(YOUR GOAL) Omit all pictures, then print the entries exactly.

(RECORDS SUPPLIED)
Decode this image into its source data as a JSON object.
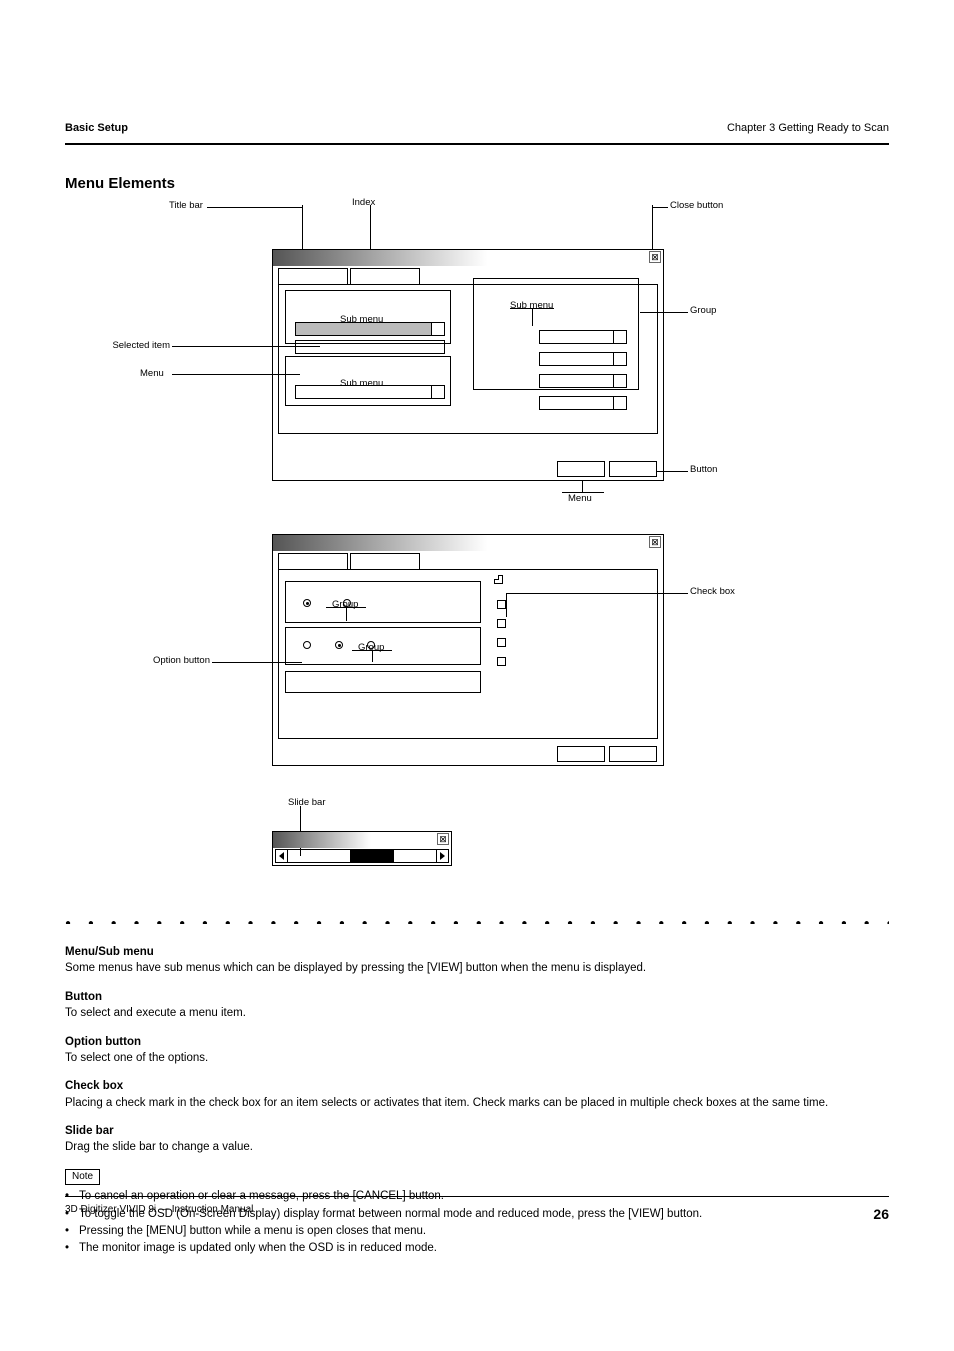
{
  "header": {
    "left": "Basic Setup",
    "right": "Chapter 3 Getting Ready to Scan"
  },
  "section_title": "Menu Elements",
  "footer": {
    "left": "3D Digitizer VIVID 9i   —   Instruction Manual",
    "page": "26"
  },
  "callouts": {
    "title_bar": "Title bar",
    "index": "Index",
    "close_button": "Close button",
    "menu": "Menu",
    "sub_menu": "Sub menu",
    "group": "Group",
    "selected_item": "Selected item",
    "button": "Button",
    "check_box": "Check box",
    "option_button": "Option button",
    "slide_bar": "Slide bar"
  },
  "notes": {
    "n1_title": "Menu/Sub menu",
    "n1_body": "Some menus have sub menus which can be displayed by pressing the [VIEW] button when the menu is displayed.",
    "n2_title": "Button",
    "n2_body": "To select and execute a menu item.",
    "n3_title": "Option button",
    "n3_body": "To select one of the options.",
    "n4_title": "Check box",
    "n4_body": "Placing a check mark in the check box for an item selects or activates that item. Check marks can be placed in multiple check boxes at the same time.",
    "n5_title": "Slide bar",
    "n5_body": "Drag the slide bar to change a value.",
    "note_lead": "Note",
    "note_bullets": [
      "To cancel an operation or clear a message, press the [CANCEL] button.",
      "To toggle the OSD (On-Screen Display) display format between normal mode and reduced mode, press the [VIEW] button.",
      "Pressing the [MENU] button while a menu is open closes that menu.",
      "The monitor image is updated only when the OSD is in reduced mode."
    ]
  }
}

(RESULT FOR THIS TASK)
Decode this image into its source data as a JSON object.
{
  "header": {
    "left": "Basic Setup",
    "right": "Chapter 3 Getting Ready to Scan"
  },
  "section_title": "Menu Elements",
  "footer": {
    "left": "3D Digitizer VIVID 9i   —   Instruction Manual",
    "page": "26"
  },
  "callouts": {
    "title_bar": "Title bar",
    "index": "Index",
    "close_button": "Close button",
    "menu": "Menu",
    "sub_menu": "Sub menu",
    "group": "Group",
    "selected_item": "Selected item",
    "button": "Button",
    "check_box": "Check box",
    "option_button": "Option button",
    "slide_bar": "Slide bar"
  },
  "notes": {
    "n1_title": "Menu/Sub menu",
    "n1_body": "Some menus have sub menus which can be displayed by pressing the [VIEW] button when the menu is displayed.",
    "n2_title": "Button",
    "n2_body": "To select and execute a menu item.",
    "n3_title": "Option button",
    "n3_body": "To select one of the options.",
    "n4_title": "Check box",
    "n4_body": "Placing a check mark in the check box for an item selects or activates that item. Check marks can be placed in multiple check boxes at the same time.",
    "n5_title": "Slide bar",
    "n5_body": "Drag the slide bar to change a value.",
    "note_lead": "Note",
    "note_bullets": [
      "To cancel an operation or clear a message, press the [CANCEL] button.",
      "To toggle the OSD (On-Screen Display) display format between normal mode and reduced mode, press the [VIEW] button.",
      "Pressing the [MENU] button while a menu is open closes that menu.",
      "The monitor image is updated only when the OSD is in reduced mode."
    ]
  }
}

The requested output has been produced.